It will be seen that from pressing business engagements, a good many members of the club did not go to the hunt at all. It is one of the rules of the club, that when any one does not go, the game killed by his immediate opponent in the other wing of the club shall not be counted. The following is the actual count of game brought in by the party of Captain Henry A. Homan, who, it will be seen, were victors:
The following is the count of Captain Geo. T. Mills' party:
By applying the rule above mentioned-that of excluding the game of any man whose opponent does not hunt-the count is changed so as to read as follows: Captain Homan's party, 423; Captain Mills' party, 332.
It will be seen that Captain Homan and his party are still victors, and, by the rules of the contest, they are to be treated this (Friday) night to a game supper, at the expense of the vanquished.
We interviewed the whole party as to the incidents of the hunt, and, we confess, with not very satisfactory results. They were willing, each and all, to tell where they had been, and the number of game killed, and that was about all. Of the moving accidents by flood and field; of the arts employed to trap the wary game, and the thousand little way-marks of the chase, we are left in nearly absolute darkness. Probably this is due to the fact that men of action are, Ceasar and Napoleon excepted, seldom chroniclers of events.
Dr. Gardner and Mr. P.H. Kean hunted in the Platte valley-the lower Platte-between the Elkhorn and the village of La Platte.
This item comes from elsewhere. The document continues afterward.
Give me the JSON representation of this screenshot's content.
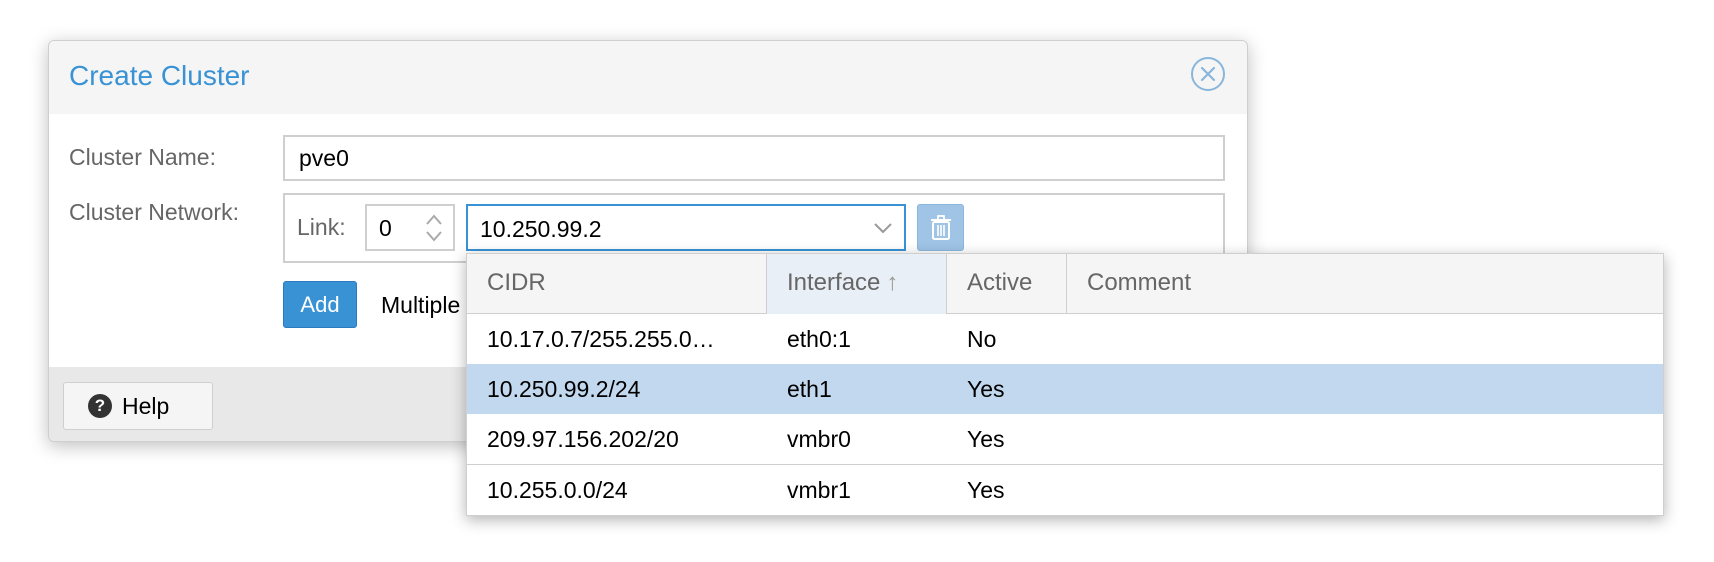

They went out on Tuesday evening, and struck in early Wednesday morning at Smith's Lake, and hunted down to the "cut-off." They found but little game, and the weather so hot that when the birds raised they would immediately fly off to another lake.
Messrs. J.J.L.C. Jewett and Horace C. Newman hunted on Dyer's Lake, and on the Elkhorn. The count of 52 (which was for geese) ought to be divided between these two. In the count it is given to Jewett, but they hunted together, and don't know which shot the most.
Capt. Homan, who brought in the surprising string of 113 geese, hunted alone on the Santee lakes, which are near his farm, on the lower Platte. Withnell Brothers were below him, three miles. They found the game plentiful but wild and high.
Messrs. B.E.B. Kennedy, H.B. Sackett and Dr. Peabody hunted at Bartlett, about thirty miles south of this city, on the St. Joe road. They say they found game scarce, but the count shows that they made a splendid success.
Messrs. E.B. Chandler and Albert Loveland hunted in Missouri Valley, near Loveland's Mills. There game was plentiful, but they had no dog, and lost a good many ducks in consequence.
Dr. McClellan and Dr. Pinney went north of Council Bluffs to Skeleton Lake. They found game plenty and succeeded well. Byron Reed went to Blackman's Lake, three miles further north, and brought in the handsome count of 67. Mr. Sutphen went to Childs' Mills, and Mr. Willis to Elkhorn.
It was much regretted that so many members of both companies found it inconvenient to attend this hunt. Judge Lake was detained by pressing legal engagements; Mr. Geo. T. Hoagland by business which he could not postpone, and Dr. Fichers broke his gun by stepping on it in a boat when he was starting, and at once went home.
We are indebted to B.E.B. Kennedy, Esq., President of the Club, for substantial evidence of his skill and success.